References[edit]

  1. ^ About AusAID(22 November 2012) [1]. Retrieved 16 February 2013.
  2. ^ [Draft] 2012 Devpolicy Annual Report, p.6
  3. ^ "Devpolicy Blog". Retrieved 6 February 2013. 
  4. ^ "Devpolicy Publications". Retrieved 6 February 2013. 
  5. ^ The inaugural Harold Mitchell Development Policy Annual Lecture (22 November 2012) [2]. Retrieved 6 February 2013.
  6. ^ Revitalising the PNG-Australia relationship (12 October 2011) [3]. Retrieved 6 February 2013.
  7. ^ G20: Issues of importance for developing countries and Indonesia's role (23 August 2011) [4]. Retrieved 6 February 2013.
  8. ^ The next convergence: The future of economic growth in a multi-speed world (17 August 2011) [5]. Retrieved 6 February 2013.

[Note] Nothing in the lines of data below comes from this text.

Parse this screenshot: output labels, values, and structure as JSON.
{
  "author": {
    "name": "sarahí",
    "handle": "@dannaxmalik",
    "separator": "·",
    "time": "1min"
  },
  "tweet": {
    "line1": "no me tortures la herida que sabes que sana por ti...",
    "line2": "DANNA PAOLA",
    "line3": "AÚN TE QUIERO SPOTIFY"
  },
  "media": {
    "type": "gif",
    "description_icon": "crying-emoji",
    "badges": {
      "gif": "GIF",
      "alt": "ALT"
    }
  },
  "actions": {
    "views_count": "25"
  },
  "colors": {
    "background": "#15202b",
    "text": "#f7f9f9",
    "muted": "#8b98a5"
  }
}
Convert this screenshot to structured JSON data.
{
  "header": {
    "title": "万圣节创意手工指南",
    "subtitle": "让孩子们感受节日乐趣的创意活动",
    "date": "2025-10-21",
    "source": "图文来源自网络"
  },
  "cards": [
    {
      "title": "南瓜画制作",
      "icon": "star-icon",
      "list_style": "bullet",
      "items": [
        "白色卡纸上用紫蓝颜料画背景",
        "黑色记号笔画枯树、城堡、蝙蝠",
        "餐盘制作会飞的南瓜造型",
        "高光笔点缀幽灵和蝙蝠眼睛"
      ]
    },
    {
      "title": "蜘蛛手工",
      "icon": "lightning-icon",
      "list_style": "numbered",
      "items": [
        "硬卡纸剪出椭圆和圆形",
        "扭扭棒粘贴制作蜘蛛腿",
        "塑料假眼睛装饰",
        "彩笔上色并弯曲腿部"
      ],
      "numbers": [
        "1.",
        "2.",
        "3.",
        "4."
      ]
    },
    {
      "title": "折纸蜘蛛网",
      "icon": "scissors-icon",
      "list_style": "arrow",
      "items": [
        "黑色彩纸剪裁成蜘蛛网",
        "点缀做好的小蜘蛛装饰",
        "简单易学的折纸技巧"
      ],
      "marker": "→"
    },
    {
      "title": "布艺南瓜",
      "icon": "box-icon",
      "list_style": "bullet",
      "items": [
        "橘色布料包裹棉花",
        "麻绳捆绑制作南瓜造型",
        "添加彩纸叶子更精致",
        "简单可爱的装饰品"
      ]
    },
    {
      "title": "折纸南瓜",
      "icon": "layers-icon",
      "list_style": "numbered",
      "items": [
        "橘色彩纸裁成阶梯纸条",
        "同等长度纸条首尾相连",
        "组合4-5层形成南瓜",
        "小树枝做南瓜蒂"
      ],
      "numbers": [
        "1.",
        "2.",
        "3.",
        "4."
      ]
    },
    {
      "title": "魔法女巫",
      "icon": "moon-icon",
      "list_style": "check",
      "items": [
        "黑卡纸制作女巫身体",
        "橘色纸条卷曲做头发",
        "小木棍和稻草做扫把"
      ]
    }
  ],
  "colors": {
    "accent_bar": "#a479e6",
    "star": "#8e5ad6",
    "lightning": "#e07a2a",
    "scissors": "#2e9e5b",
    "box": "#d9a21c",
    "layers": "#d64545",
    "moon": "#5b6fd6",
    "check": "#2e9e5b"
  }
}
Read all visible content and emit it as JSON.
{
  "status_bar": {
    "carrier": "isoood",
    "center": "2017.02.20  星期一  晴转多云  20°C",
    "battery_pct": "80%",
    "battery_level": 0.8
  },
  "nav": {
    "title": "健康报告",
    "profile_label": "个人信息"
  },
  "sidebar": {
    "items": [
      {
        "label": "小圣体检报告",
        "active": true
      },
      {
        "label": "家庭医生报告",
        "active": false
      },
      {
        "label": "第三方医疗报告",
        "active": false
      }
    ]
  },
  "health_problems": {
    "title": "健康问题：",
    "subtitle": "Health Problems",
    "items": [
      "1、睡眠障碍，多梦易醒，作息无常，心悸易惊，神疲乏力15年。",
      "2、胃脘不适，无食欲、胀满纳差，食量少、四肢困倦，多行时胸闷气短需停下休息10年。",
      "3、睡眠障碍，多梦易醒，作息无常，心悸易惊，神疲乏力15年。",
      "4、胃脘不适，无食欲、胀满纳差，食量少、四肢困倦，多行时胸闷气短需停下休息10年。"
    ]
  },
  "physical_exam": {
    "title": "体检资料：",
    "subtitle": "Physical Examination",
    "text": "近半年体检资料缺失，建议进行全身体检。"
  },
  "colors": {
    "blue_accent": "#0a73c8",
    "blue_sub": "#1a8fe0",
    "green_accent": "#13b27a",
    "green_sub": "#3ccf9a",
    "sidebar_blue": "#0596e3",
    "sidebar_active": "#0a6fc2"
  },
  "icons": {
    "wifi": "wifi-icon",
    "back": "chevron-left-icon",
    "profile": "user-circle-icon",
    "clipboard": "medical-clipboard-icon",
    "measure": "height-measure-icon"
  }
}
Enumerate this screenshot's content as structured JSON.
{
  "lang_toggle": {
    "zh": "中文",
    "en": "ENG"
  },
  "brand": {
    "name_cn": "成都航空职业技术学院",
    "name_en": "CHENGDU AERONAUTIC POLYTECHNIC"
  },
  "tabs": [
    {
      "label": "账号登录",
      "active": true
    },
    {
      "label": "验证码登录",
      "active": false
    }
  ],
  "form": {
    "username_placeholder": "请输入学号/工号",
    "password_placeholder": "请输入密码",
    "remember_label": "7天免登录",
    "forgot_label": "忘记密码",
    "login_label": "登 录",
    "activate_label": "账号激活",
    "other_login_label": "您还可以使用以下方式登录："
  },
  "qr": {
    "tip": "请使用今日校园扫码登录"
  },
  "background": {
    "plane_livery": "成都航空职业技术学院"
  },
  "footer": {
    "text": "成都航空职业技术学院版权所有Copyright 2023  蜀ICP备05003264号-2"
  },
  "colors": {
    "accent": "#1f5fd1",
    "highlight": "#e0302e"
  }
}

  9. ^ Measuring poverty and gender disparity: A joint approach to measuring progress (15 August 2012) [6]. Retrieved 6 February 2013.
  10. ^ Harold Mitchell Foundation [7]. Retrieved 14 February 2013.
  11. ^ Philanthropist gives 2.5m to ANU policy think-tank (22 November 2012) [8] Retrieved 14 February 2013.
  12. ^ PNG Budget Project [9] Retrieved 16 February 2013.
  13. ^ PNG and Pacific Scholars [10]. Retrieved 16 February 2013.

External links[edit]